- [Assignment]: Produce a copy of every line in the records that holds the string "chevron".

Saved entries:
+++++

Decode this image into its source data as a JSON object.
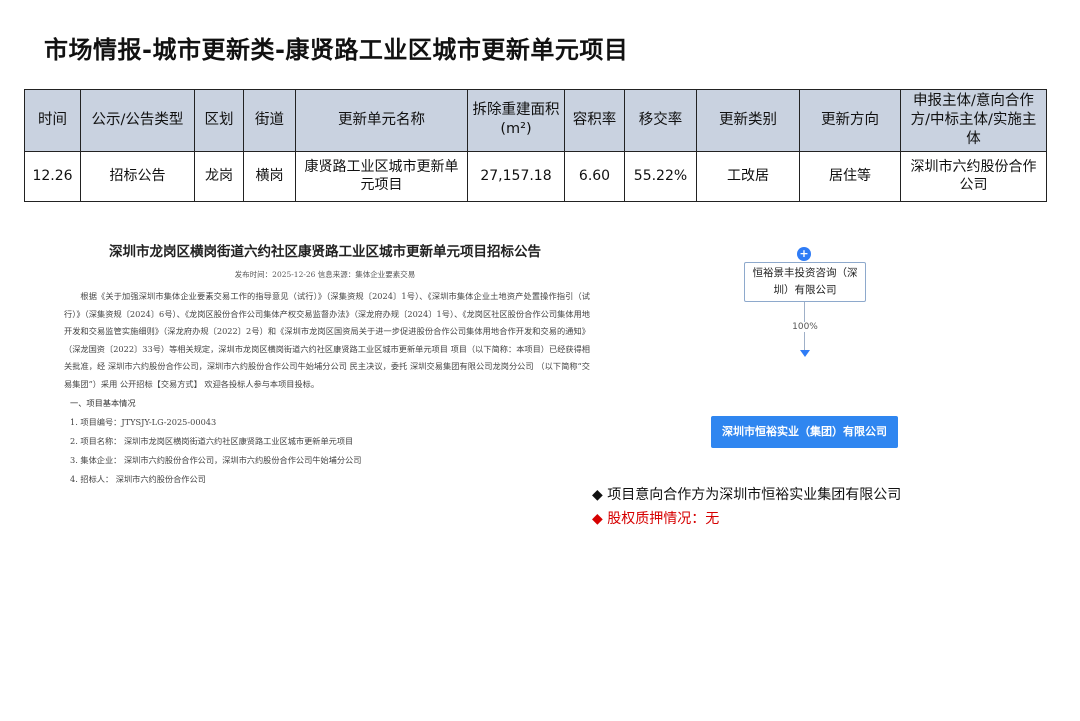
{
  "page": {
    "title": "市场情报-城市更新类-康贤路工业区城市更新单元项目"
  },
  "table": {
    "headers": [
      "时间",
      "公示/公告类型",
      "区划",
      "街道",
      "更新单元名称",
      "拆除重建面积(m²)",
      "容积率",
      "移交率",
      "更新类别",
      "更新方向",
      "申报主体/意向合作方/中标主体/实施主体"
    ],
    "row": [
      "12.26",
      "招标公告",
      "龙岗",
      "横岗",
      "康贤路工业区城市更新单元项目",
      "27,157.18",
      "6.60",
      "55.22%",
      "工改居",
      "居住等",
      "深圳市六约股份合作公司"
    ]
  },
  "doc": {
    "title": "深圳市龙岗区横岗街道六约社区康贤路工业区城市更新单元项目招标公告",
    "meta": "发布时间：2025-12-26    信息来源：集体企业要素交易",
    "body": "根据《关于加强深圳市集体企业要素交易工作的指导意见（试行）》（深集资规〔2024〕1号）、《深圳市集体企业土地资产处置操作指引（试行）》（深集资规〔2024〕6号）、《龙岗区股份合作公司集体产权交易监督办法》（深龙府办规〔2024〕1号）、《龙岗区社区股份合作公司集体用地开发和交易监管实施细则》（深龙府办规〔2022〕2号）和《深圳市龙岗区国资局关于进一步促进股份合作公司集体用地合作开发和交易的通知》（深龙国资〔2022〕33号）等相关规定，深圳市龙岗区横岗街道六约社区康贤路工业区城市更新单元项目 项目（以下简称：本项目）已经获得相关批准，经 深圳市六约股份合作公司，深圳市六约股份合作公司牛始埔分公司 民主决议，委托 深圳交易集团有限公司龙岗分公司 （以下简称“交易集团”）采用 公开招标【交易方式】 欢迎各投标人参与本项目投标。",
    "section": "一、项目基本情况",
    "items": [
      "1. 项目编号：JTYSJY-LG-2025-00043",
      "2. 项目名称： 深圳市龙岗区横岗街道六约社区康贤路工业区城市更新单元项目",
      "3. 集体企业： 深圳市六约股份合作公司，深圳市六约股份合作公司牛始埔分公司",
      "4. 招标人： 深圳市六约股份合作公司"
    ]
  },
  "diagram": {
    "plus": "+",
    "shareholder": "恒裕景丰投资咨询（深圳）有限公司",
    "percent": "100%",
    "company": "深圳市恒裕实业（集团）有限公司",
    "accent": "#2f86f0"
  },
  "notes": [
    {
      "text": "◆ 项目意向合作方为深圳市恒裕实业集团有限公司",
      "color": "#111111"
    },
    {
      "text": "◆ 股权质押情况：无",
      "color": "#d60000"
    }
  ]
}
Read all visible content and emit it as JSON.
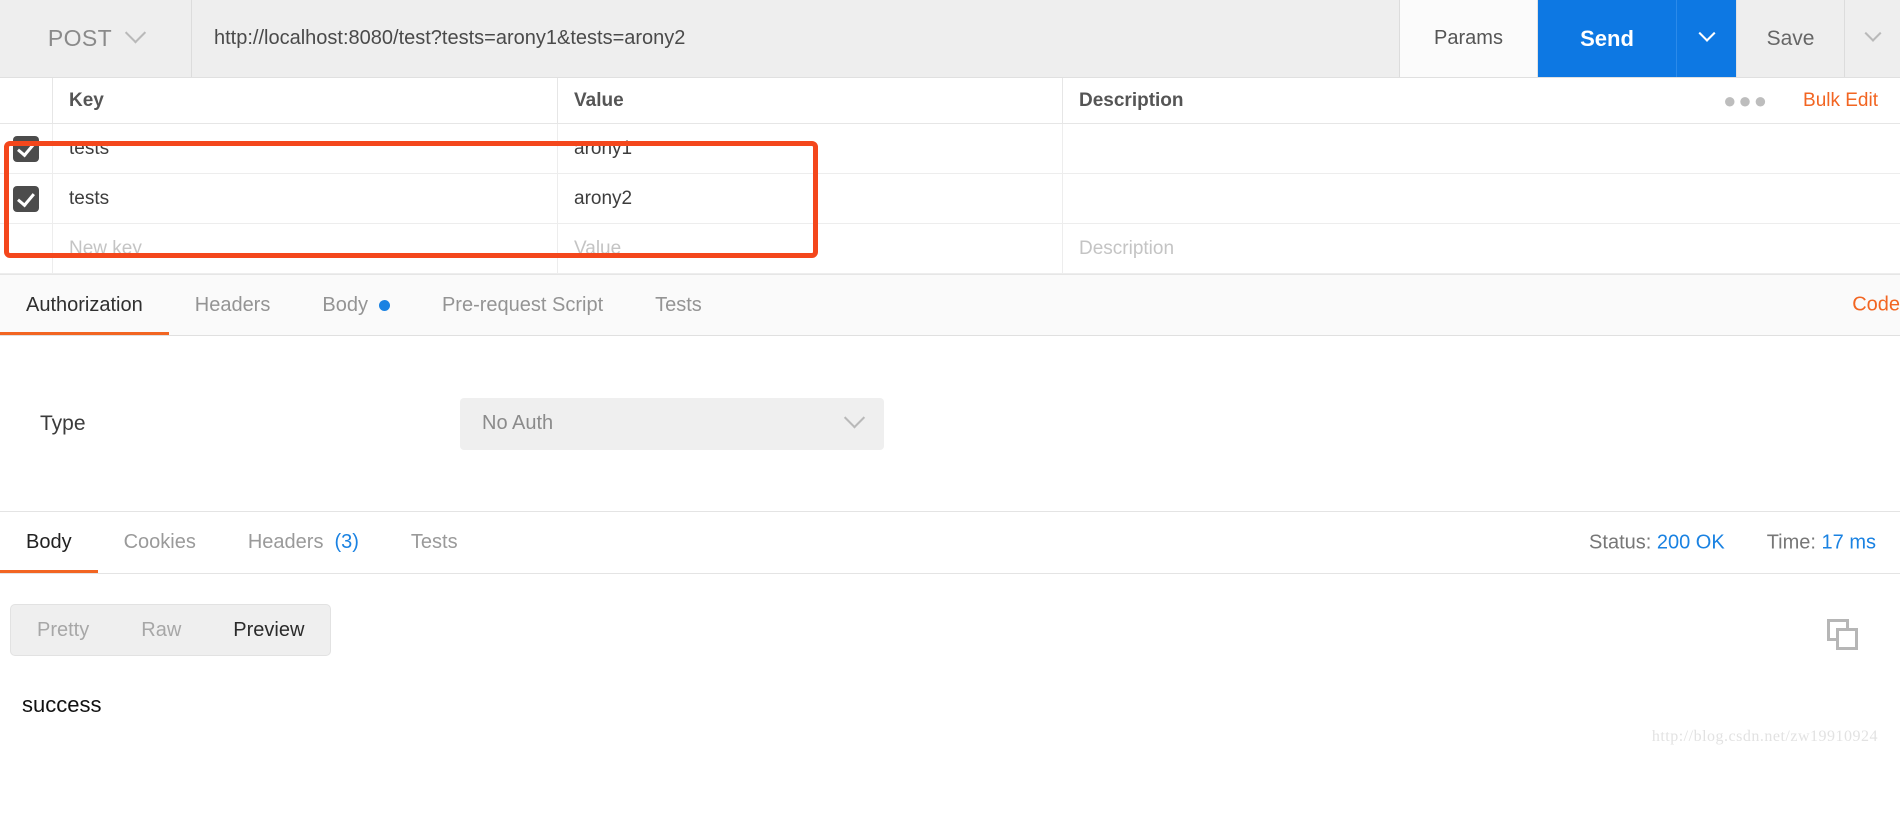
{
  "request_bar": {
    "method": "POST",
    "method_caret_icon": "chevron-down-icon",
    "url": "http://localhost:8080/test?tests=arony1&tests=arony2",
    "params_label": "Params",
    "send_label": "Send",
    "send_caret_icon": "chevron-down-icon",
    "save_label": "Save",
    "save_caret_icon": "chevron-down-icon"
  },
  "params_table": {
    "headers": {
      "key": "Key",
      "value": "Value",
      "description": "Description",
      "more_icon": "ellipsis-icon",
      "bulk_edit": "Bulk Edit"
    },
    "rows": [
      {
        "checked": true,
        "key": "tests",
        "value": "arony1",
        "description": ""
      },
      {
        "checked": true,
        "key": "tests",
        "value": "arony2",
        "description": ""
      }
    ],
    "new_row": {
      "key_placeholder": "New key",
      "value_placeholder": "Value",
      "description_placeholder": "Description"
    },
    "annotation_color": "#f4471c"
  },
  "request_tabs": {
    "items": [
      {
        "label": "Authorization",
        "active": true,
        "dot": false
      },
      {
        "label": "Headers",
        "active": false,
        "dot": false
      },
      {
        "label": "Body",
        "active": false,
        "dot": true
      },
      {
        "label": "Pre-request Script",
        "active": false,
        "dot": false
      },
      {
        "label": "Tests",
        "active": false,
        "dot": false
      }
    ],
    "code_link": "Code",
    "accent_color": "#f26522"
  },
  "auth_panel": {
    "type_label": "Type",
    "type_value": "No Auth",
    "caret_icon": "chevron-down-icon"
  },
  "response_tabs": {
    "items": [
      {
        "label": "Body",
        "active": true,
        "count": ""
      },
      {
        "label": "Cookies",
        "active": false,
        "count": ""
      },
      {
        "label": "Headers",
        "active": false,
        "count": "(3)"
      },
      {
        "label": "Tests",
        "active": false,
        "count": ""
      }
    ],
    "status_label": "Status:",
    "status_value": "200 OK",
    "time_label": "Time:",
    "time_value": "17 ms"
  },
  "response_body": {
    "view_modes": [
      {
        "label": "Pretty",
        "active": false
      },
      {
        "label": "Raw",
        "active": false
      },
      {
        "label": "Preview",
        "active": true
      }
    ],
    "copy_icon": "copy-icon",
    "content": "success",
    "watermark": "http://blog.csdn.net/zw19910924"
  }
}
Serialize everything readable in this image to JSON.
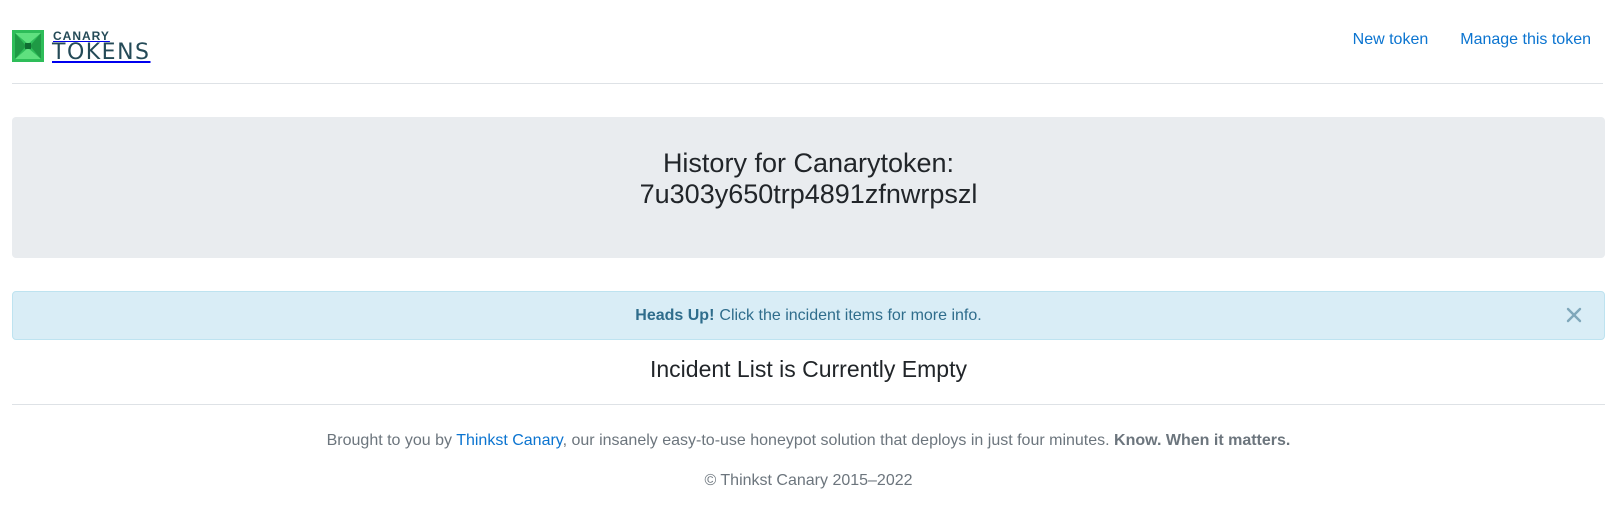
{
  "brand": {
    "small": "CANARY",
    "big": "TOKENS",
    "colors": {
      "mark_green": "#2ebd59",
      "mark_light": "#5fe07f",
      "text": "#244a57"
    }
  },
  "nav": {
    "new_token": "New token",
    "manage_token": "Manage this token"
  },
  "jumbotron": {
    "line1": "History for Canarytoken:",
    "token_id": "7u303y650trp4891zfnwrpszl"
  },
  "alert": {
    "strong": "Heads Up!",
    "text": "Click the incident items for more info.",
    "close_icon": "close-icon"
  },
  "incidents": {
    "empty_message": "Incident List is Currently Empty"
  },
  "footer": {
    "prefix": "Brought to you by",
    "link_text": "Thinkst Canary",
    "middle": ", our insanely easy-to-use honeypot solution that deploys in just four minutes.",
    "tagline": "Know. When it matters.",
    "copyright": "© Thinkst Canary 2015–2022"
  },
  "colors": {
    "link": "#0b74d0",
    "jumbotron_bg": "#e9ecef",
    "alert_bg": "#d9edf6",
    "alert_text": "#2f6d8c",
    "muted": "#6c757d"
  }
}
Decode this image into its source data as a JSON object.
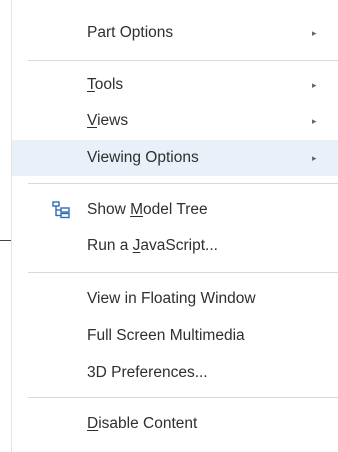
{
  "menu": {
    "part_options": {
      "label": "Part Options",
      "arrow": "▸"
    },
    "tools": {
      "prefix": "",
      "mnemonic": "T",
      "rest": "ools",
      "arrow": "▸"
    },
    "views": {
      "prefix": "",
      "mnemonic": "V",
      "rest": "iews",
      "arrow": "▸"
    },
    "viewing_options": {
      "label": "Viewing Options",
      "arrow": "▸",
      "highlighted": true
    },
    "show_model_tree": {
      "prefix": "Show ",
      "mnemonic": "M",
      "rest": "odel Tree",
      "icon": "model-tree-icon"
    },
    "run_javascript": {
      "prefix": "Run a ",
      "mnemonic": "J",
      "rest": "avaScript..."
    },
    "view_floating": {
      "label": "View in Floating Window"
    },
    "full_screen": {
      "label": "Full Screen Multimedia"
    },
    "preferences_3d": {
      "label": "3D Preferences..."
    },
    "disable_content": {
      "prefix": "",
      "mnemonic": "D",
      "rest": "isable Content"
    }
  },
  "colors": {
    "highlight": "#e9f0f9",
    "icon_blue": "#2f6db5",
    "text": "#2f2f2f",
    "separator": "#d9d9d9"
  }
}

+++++

- [Expected output]:
    "method_caret_icon": "chevron-down-icon",
    "send_caret_icon": "chevron-down-icon",
    "save_caret_icon": "chevron-down-icon"
    "caret_icon": "chevron-down-icon"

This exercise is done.